El Salvador: 13,669

Honduras: 39,439

Guatemala: 50,401

We are told that the families are fleeing violence, but the numbers show an inverse relationship with both the rate and timing of the violence. Customs and Border Protection didn’t track family units by country of origin before FY 2015, but I pulled the data on total apprehensions by country since FY 2007, and every year, more people from Guatemala were caught crossing the border than Salvadorans. The math just doesn’t add up.

Another interesting data point showing a reverse trend is Mexico. The number of family units crossing from Mexico is down almost 50 percent since FY 2015. Yet, astoundingly, homicide in Mexico has spiked sharply over the past decade, thanks to the cartel wars driven by our open borders. In 2016, the homicide rate was 16.2, and last year it jumped to 22.5, the highest level on record and almost on par with that of Guatemala.
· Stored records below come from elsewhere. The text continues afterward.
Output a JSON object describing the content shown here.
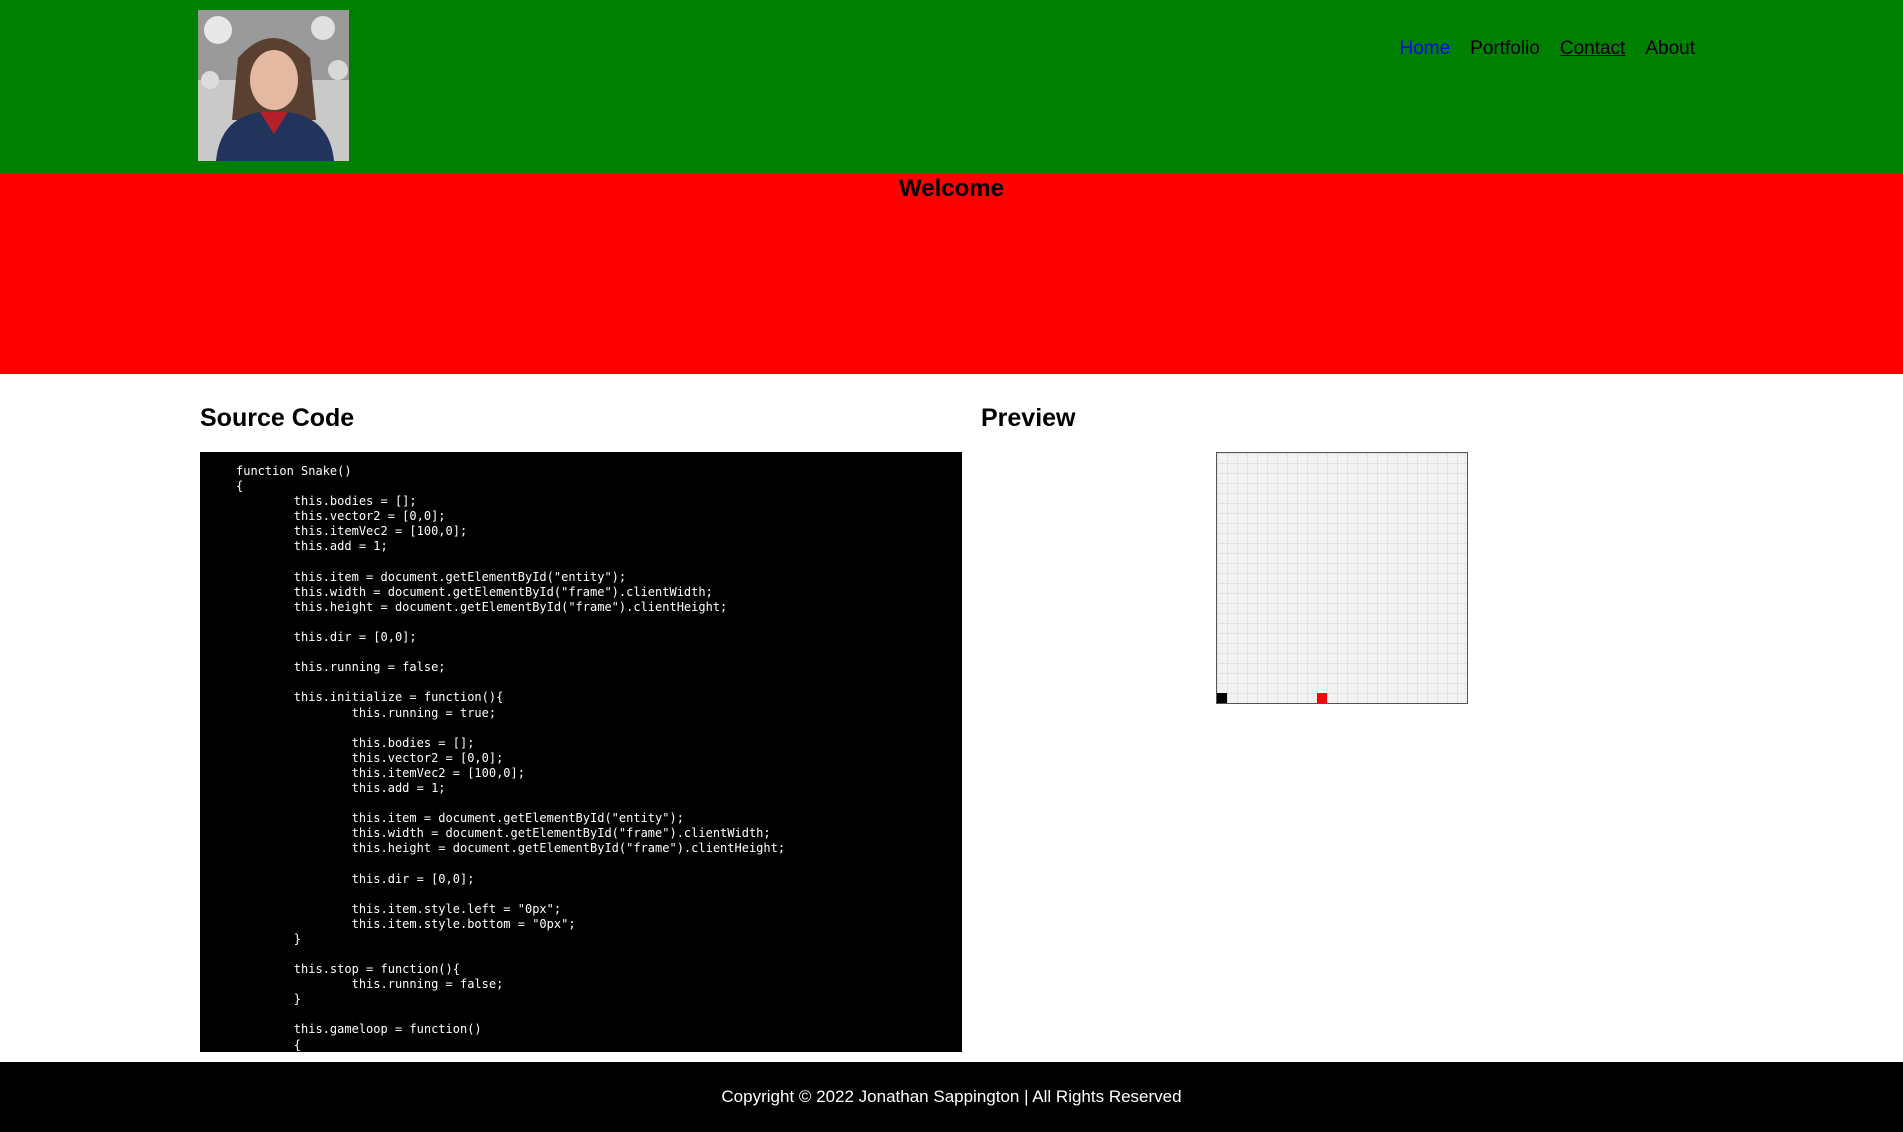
{
  "nav": {
    "items": [
      {
        "label": "Home"
      },
      {
        "label": "Portfolio"
      },
      {
        "label": "Contact"
      },
      {
        "label": "About"
      }
    ]
  },
  "hero": {
    "title": "Welcome"
  },
  "source": {
    "heading": "Source Code",
    "code": "function Snake()\n{\n        this.bodies = [];\n        this.vector2 = [0,0];\n        this.itemVec2 = [100,0];\n        this.add = 1;\n\n        this.item = document.getElementById(\"entity\");\n        this.width = document.getElementById(\"frame\").clientWidth;\n        this.height = document.getElementById(\"frame\").clientHeight;\n\n        this.dir = [0,0];\n\n        this.running = false;\n\n        this.initialize = function(){\n                this.running = true;\n\n                this.bodies = [];\n                this.vector2 = [0,0];\n                this.itemVec2 = [100,0];\n                this.add = 1;\n\n                this.item = document.getElementById(\"entity\");\n                this.width = document.getElementById(\"frame\").clientWidth;\n                this.height = document.getElementById(\"frame\").clientHeight;\n\n                this.dir = [0,0];\n\n                this.item.style.left = \"0px\";\n                this.item.style.bottom = \"0px\";\n        }\n\n        this.stop = function(){\n                this.running = false;\n        }\n\n        this.gameloop = function()\n        {"
  },
  "preview": {
    "heading": "Preview",
    "snake_color": "#000000",
    "food_color": "#ff0000"
  },
  "footer": {
    "text": "Copyright © 2022 Jonathan Sappington | All Rights Reserved"
  },
  "colors": {
    "header_bg": "#008000",
    "hero_bg": "#ff0000",
    "footer_bg": "#000000",
    "nav_active": "#0000ff"
  }
}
Yet migration from Mexico is down, while it’s gushing from Guatemala even as its rate of violence plummets.

Why Guatemala? According to the Phoenix ICE office, which has seen an unprecedented flow of migration from there, “On the news in Guatemala they are saying that you can get a work permit if you’re in a family, if you’re coming with your child, and that you’re going to be released.”

In other words, we’ve been lied to, dramatically. It’s all about the incentive of amnesty and economic migration, not violence.

The tragic reality is that our “compassionate” policies incentivizing these people to make the journey are ensuring that they experience more violence on the way then they would in their home countries. According to a report by Doctors Without Borders, 68.3 percent of the migrants trying to enter the U.S. report being victims of violence on their journey, while “nearly 1/3 of the women were sexually abused during their journey.”

Incidentally, the homicide rate is going up in many of our sanctuary cities while going down in Central America. What does that tell you?  But Republicans have done a lousy job forcing this issue on the campaign trail.

NBC found in its last poll that Republicans were making progress thanks to the last-minute focus on immigration. Imagine if every Republican candidate actually ran on Trump’s immigration plan and had been exposing the truth about this invasion for the past two years.


Find out what the mainstream media won’t tell you about President Trump and his administration.

Sign up to get CRTV’s free White House Brief delivered right to your inbox once a day.

* indicates required


Author: Daniel Horowitz

Daniel Horowitz is a senior editor of Conservative Review. Follow him on Twitter @RMConservative.